Turnbull: A poor man’s Hewson

Thursday, 18 September 2008 

It has been mind-numbing to read press comment on Turnbull’s win of the Liberal leadership.

Almost all of it has focussed on Turnbull’s personality. Probably the nadir was Tuesday night’s interview on The 7.30 Report, which O’Brien allowed to end up with Turnbull giving excruciatingly personal detail of how his father never rubbished his mother in front of him. No doubt his career suggests that he is bright, dynamic and full of beans. On the downside, he very well could be arrogant and a poor team player. So what?

Where there was political analysis, like yesterday’s Age editorial, it tends to be based on a basic misunderstanding about Turnbull’s ascendancy – that it represents a change in the party towards his agenda. It certainly doesn’t indicate the party’s support for his position on the critical issue of climate change. Only a few weeks ago the Liberals hardened their line against the government (where is Greg Hunt these days?), leaving Turnbull isolated against most of his fellow shadow cabinet colleagues and especially the Liberal party backbench. It doesn’t really represent a shift in the party on social issues or the republic either.

Turnbull got up because the old leadership had lost its grip on the party, not because a new leadership had gained it. Just as Rees became Premier of NSW after a short time in Parliament because of the collapse of the NSW Right, so Turnbull’s meteoric rise after barely three years shows that he does not come as a well-established representative of a party faction, but because of the collapse of the old leadership that so rigorously opposed him. His victory on Tuesday came from across the ideological mixture of the party’s left and (less talked about) the party’s right.

Here there are similarities to Rudd, who is not formally attached to any party faction. However, Rudd has his alliance with the left to manage the party. Turnbull has no real support that can do that job. The lack of base he has in the party is highlighted by the fact that the only two issues he is really known for, the republic and climate change, he can’t talk about because it would cause internal problems.

Instead, as he has told anyone who will listen, he is going to concentrate on the economy – as though he hasn’t been already as the Liberals’ economic spokesman for the last nine months. Over that time he has not landed a blow against a Treasurer who was struggling to find his feet, but instead been caught by inconsistencies in his attacks on Labor (over pensions, spending cuts) and with his own leader (petrol excise). You get the feeling that Turnbull is itching to be an economic dry like an earlier banker who led the party, but is coming up against the political reality that makes it even more impossible than it did for Hewson. Instead, Turnbull is stuck with the New Sensitivity gestures that he once objected to.

Political constraints mean that Turnbull can’t really represent anything more than himself and so we are hearing more about him than what he stands for. Again, there are similarities to Rudd, who complained about personal attacks against him last year, but personalised his candidacy like no Prime Minister before him. It is just that, despite Turnbull’s clumsy attempts on Tuesday, Rudd’s personal background proved more politically expedient.
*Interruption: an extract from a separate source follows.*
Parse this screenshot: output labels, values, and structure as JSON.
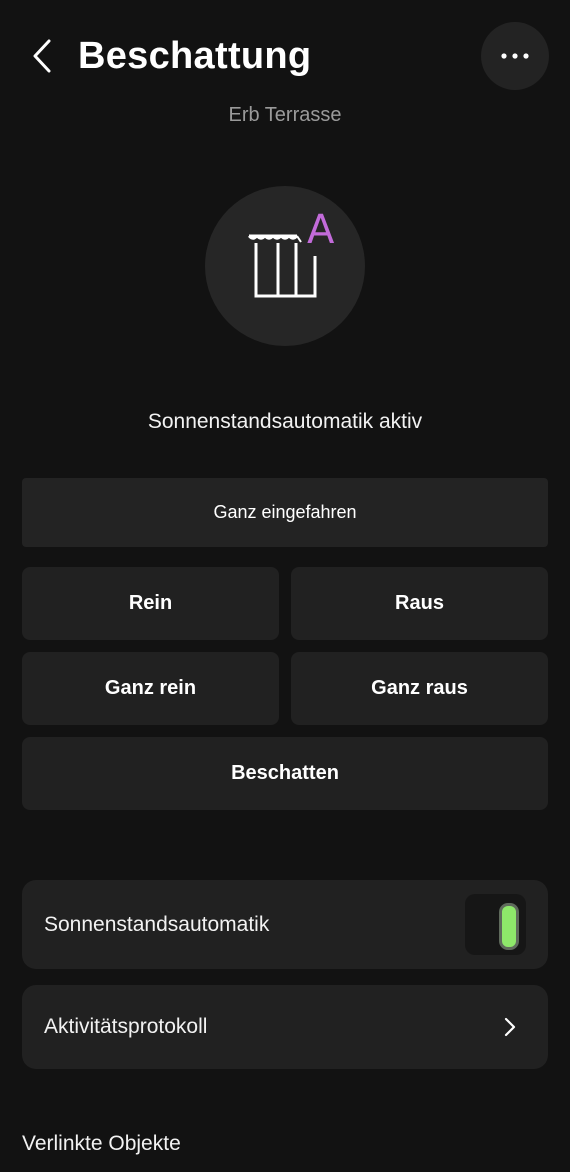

Rudd knew how to use his background to appeal to coalition supporters and bolster his anti-political attack on the government. In contrast, Turnbull is on the defensive over his background and it is doubtful whether he has the political skill to know how to make use of it. He could make a virtue of his banking experience like Hewson did (for a while) but political conditions won’t allow it.

By leaving it to be all about himself, he is open to the charge of being out of touch because he represents no-one but himself. The press’s objection to Labor’s attack on Turnbull’s personal history totally misses the point. It is not ‘class warfare’ and it is irrelevant that Rudd’s wife has made him wealthy as well. Within a few days the government is already succeeding in portraying Turnbull as detached and it seems difficult to see how he can do much about it. Oblivious, Turnbull has walked into a political vacuum that gives him little real support in the party but little political space to build it as well.

Posted by The Piping Shrike on Thursday, 18 September 2008.

Filed under Political figures

Tags: ,


Comments are closed.